Lecture 10: Tropic relationships in communities
Primary produced (autotroph): self-feeding , plants
Primary consumer: consumers of primary producers; herbivores from ants to zebras
Secondary consumers: carnivores who eats herbivores
Tertiary consumers: carnivores who eat secondary consumers
Detritivores: eat dead organic matters
Food webs (Functional web)
Emphasizes the influence of populations on growth rates in other populations.
Can only be revealed by experiments
Control experiment Insecticide treatment
Beetles abundant Beetles suppressed
High plant diversity Low plant diversity
Beetle here are Keystone consumers because when
they are removed, the edifice of the community tumbles
Interaction strengths are assessed by removal experiments.
Hairston, Smith & Slobodkin
Suggested that the earth is green because carnivores depress the populations of
herbivores that would otherwise consume most of the vegetation.
Indirect effect: one trophic level exerts influences on a send by affecting a third.
o Cascades involves effect that alternate across trophic levels.
when higher trophic levels
determine the sizes of the
trophic levels below them.
when the size of a trophic
level is determined by the
rate of production of its food
Experiment by Knight et al.
(2005) The presence of fish in a pond
reduced the abundance of dragonfly larvae,
which reduced the abundance of dragonfly adults,
and thereby increased the abundance of
pollinators and the number of seed produces by
Adding fish to a pond improves the
reproductive success of a plant on land.
Difficulty of herbivory
Plant tissues are hard to convert into animal tissues
o Cellulose and lignin tough, indigestible without microbial symbionts
o Plant tissues heavily defended against herbivores, mechanically and
o Coevolutionary race between plants and insect herbivores is responsible for

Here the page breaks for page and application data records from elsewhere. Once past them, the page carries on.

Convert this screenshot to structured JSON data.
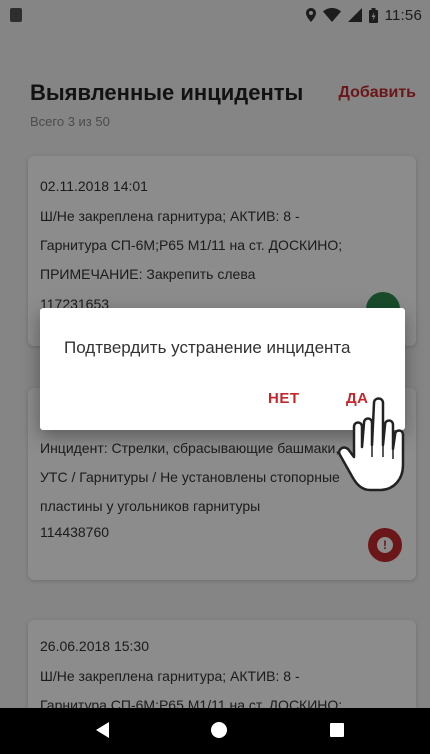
{
  "status_bar": {
    "time": "11:56"
  },
  "header": {
    "title": "Выявленные инциденты",
    "add_label": "Добавить",
    "count_text": "Всего 3 из 50"
  },
  "cards": [
    {
      "datetime": "02.11.2018 14:01",
      "lines": [
        "Ш/Не закреплена гарнитура; АКТИВ: 8 -",
        "Гарнитура СП-6М;Р65 М1/11 на ст. ДОСКИНО;",
        "ПРИМЕЧАНИЕ: Закрепить слева"
      ],
      "number": "117231653",
      "status_color": "#2e8b4f"
    },
    {
      "lines": [
        "Инцидент: Стрелки, сбрасывающие башмаки,",
        "УТС / Гарнитуры / Не установлены стопорные",
        "пластины у угольников гарнитуры"
      ],
      "number": "114438760",
      "status_color": "#c4282d",
      "status_icon": "!"
    },
    {
      "datetime": "26.06.2018 15:30",
      "lines": [
        "Ш/Не закреплена гарнитура; АКТИВ: 8 -",
        "Гарнитура СП-6М;Р65 М1/11 на ст. ДОСКИНО;"
      ]
    }
  ],
  "dialog": {
    "message": "Подтвердить устранение инцидента",
    "no_label": "НЕТ",
    "yes_label": "ДА"
  },
  "icons": {
    "sd_card": "sd-card-icon",
    "location": "location-icon",
    "wifi": "wifi-icon",
    "signal": "signal-icon",
    "battery": "battery-icon",
    "hand": "hand-pointer-icon",
    "back": "back-icon",
    "home": "home-icon",
    "recents": "recents-icon"
  }
}
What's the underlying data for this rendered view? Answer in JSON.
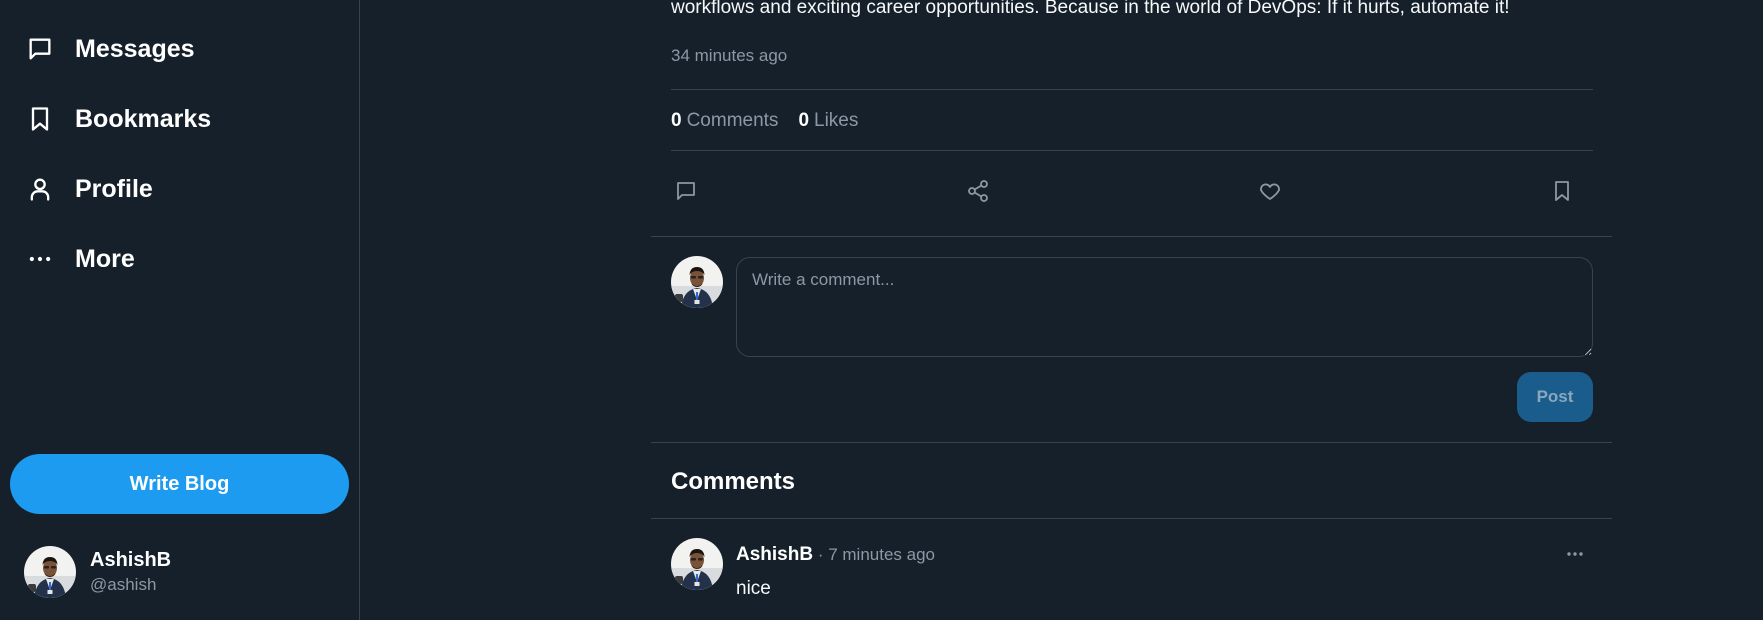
{
  "sidebar": {
    "nav": [
      {
        "label": "Messages",
        "icon": "message-icon"
      },
      {
        "label": "Bookmarks",
        "icon": "bookmark-icon"
      },
      {
        "label": "Profile",
        "icon": "user-icon"
      },
      {
        "label": "More",
        "icon": "more-icon"
      }
    ],
    "write_button": "Write Blog",
    "user": {
      "display_name": "AshishB",
      "handle": "@ashish"
    }
  },
  "post": {
    "text": "workflows and exciting career opportunities. Because in the world of DevOps: If it hurts, automate it!",
    "time": "34 minutes ago",
    "stats": {
      "comments_count": "0",
      "comments_label": "Comments",
      "likes_count": "0",
      "likes_label": "Likes"
    },
    "actions": [
      "comment-icon",
      "share-icon",
      "heart-icon",
      "bookmark-icon"
    ]
  },
  "compose": {
    "placeholder": "Write a comment...",
    "value": "",
    "post_button": "Post"
  },
  "comments": {
    "heading": "Comments",
    "items": [
      {
        "author": "AshishB",
        "separator": "·",
        "time": "7 minutes ago",
        "body": "nice"
      }
    ]
  },
  "colors": {
    "background": "#15202b",
    "accent": "#1d9bf0",
    "border": "#38444d",
    "muted_text": "#8b98a5"
  }
}
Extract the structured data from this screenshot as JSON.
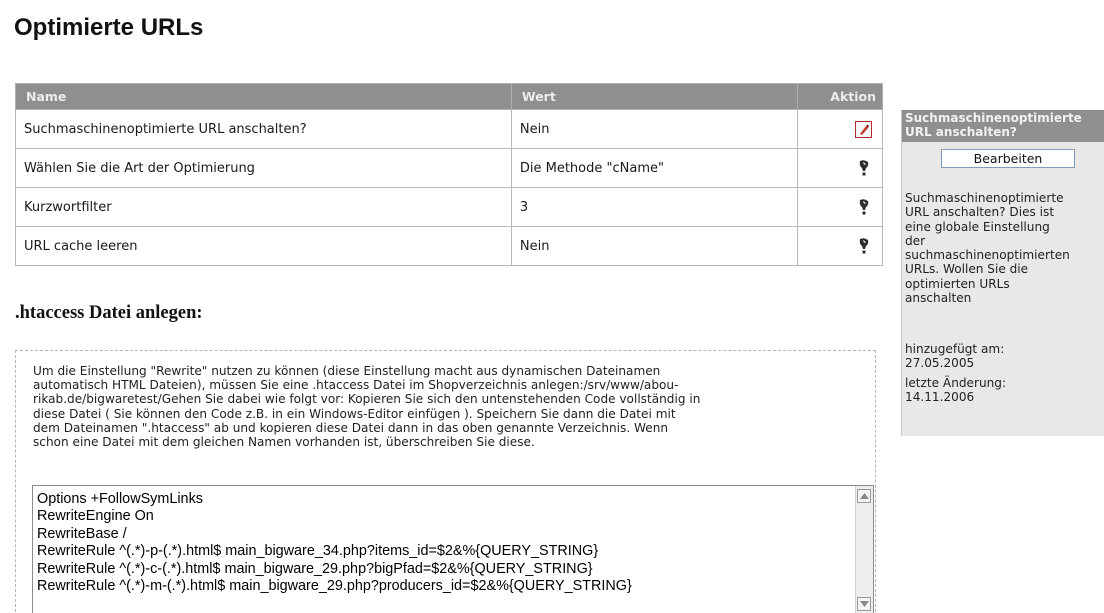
{
  "page": {
    "title": "Optimierte URLs"
  },
  "table": {
    "headers": {
      "name": "Name",
      "value": "Wert",
      "action": "Aktion"
    },
    "rows": [
      {
        "name": "Suchmaschinenoptimierte URL anschalten?",
        "value": "Nein",
        "action_icon": "edit-active-icon"
      },
      {
        "name": "Wählen Sie die Art der Optimierung",
        "value": "Die Methode \"cName\"",
        "action_icon": "info-icon"
      },
      {
        "name": "Kurzwortfilter",
        "value": "3",
        "action_icon": "info-icon"
      },
      {
        "name": "URL cache leeren",
        "value": "Nein",
        "action_icon": "info-icon"
      }
    ]
  },
  "htaccess": {
    "title": ".htaccess Datei anlegen:",
    "description_lines": [
      "Um die Einstellung \"Rewrite\" nutzen zu können (diese Einstellung macht aus dynamischen Dateinamen",
      "automatisch HTML Dateien), müssen Sie eine .htaccess Datei im Shopverzeichnis anlegen:/srv/www/abou-",
      "rikab.de/bigwaretest/Gehen Sie dabei wie folgt vor: Kopieren Sie sich den untenstehenden Code vollständig in",
      "diese Datei ( Sie können den Code z.B. in ein Windows-Editor einfügen ). Speichern Sie dann die Datei mit",
      "dem Dateinamen \".htaccess\" ab und kopieren diese Datei dann in das oben genannte Verzeichnis. Wenn",
      "schon eine Datei mit dem gleichen Namen vorhanden ist, überschreiben Sie diese."
    ],
    "code_lines": [
      "Options +FollowSymLinks",
      "RewriteEngine On",
      "RewriteBase /",
      "RewriteRule ^(.*)-p-(.*).html$ main_bigware_34.php?items_id=$2&%{QUERY_STRING}",
      "RewriteRule ^(.*)-c-(.*).html$ main_bigware_29.php?bigPfad=$2&%{QUERY_STRING}",
      "RewriteRule ^(.*)-m-(.*).html$ main_bigware_29.php?producers_id=$2&%{QUERY_STRING}"
    ]
  },
  "infobox": {
    "title_lines": [
      "Suchmaschinenoptimierte",
      "URL anschalten?"
    ],
    "edit_label": "Bearbeiten",
    "description_lines": [
      "Suchmaschinenoptimierte",
      "URL anschalten? Dies ist",
      "eine globale Einstellung",
      "der",
      "suchmaschinenoptimierten",
      "URLs. Wollen Sie die",
      "optimierten URLs",
      "anschalten"
    ],
    "added_label": "hinzugefügt am:",
    "added_date": "27.05.2005",
    "changed_label": "letzte Änderung:",
    "changed_date": "14.11.2006"
  }
}
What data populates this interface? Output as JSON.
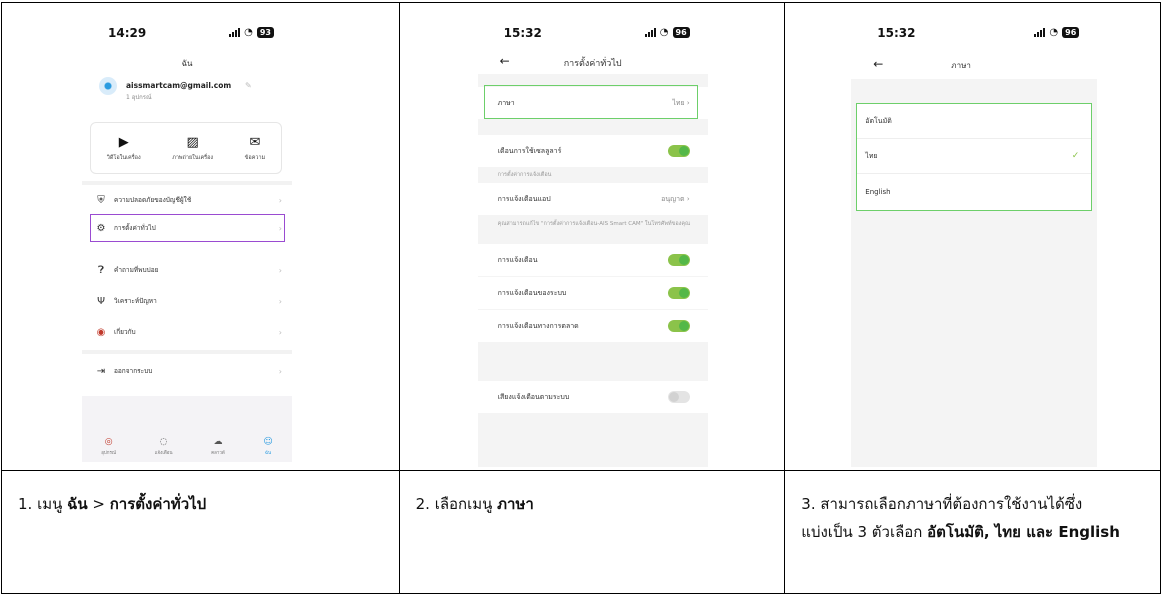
{
  "screen1": {
    "time": "14:29",
    "battery": "93",
    "title": "ฉัน",
    "email": "aissmartcam@gmail.com",
    "device_count": "1 อุปกรณ์",
    "quick_actions": [
      {
        "icon": "play-circle-icon",
        "label": "วิดีโอในเครื่อง"
      },
      {
        "icon": "image-icon",
        "label": "ภาพถ่ายในเครื่อง"
      },
      {
        "icon": "mail-icon",
        "label": "ข้อความ"
      }
    ],
    "menu": [
      {
        "icon": "shield-icon",
        "label": "ความปลอดภัยของบัญชีผู้ใช้"
      },
      {
        "icon": "gear-icon",
        "label": "การตั้งค่าทั่วไป"
      },
      {
        "icon": "help-icon",
        "label": "คำถามที่พบบ่อย"
      },
      {
        "icon": "diagnose-icon",
        "label": "วิเคราะห์ปัญหา"
      },
      {
        "icon": "about-icon",
        "label": "เกี่ยวกับ"
      },
      {
        "icon": "logout-icon",
        "label": "ออกจากระบบ"
      }
    ],
    "tabs": [
      {
        "icon": "device-icon",
        "label": "อุปกรณ์"
      },
      {
        "icon": "message-icon",
        "label": "แจ้งเตือน"
      },
      {
        "icon": "cloud-icon",
        "label": "คลาวด์"
      },
      {
        "icon": "user-icon",
        "label": "ฉัน"
      }
    ]
  },
  "screen2": {
    "time": "15:32",
    "battery": "96",
    "nav_title": "การตั้งค่าทั่วไป",
    "language_label": "ภาษา",
    "language_value": "ไทย",
    "cellular_warning_label": "เตือนการใช้เซลลูลาร์",
    "notification_section": "การตั้งค่าการแจ้งเตือน",
    "app_notification_label": "การแจ้งเตือนแอป",
    "app_notification_value": "อนุญาต",
    "notification_hint": "คุณสามารถแก้ไข \"การตั้งค่าการแจ้งเตือน-AIS Smart CAM\" ในโทรศัพท์ของคุณ",
    "notification_label": "การแจ้งเตือน",
    "system_notification_label": "การแจ้งเตือนของระบบ",
    "marketing_notification_label": "การแจ้งเตือนทางการตลาด",
    "system_sound_label": "เสียงแจ้งเตือนตามระบบ"
  },
  "screen3": {
    "time": "15:32",
    "battery": "96",
    "nav_title": "ภาษา",
    "languages": [
      "อัตโนมัติ",
      "ไทย",
      "English"
    ],
    "selected": "ไทย"
  },
  "captions": {
    "c1_pre": "1. เมนู ",
    "c1_b1": "ฉัน",
    "c1_mid": " > ",
    "c1_b2": "การตั้งค่าทั่วไป",
    "c2_pre": "2. เลือกเมนู ",
    "c2_b": "ภาษา",
    "c3_line1": "3. สามารถเลือกภาษาที่ต้องการใช้งานได้ซึ่ง",
    "c3_line2_pre": "แบ่งเป็น 3 ตัวเลือก ",
    "c3_b": "อัตโนมัติ, ไทย และ English"
  },
  "colors": {
    "highlight_purple": "#9a4bd1",
    "highlight_green": "#6dcf6a",
    "toggle_green": "#54b848"
  }
}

much of biodiversity; specialization is common.
Milkweeds vs. Monarch butterfly larva
Milkweeds contains repellent latex under pressure in leaf veins (poisonous)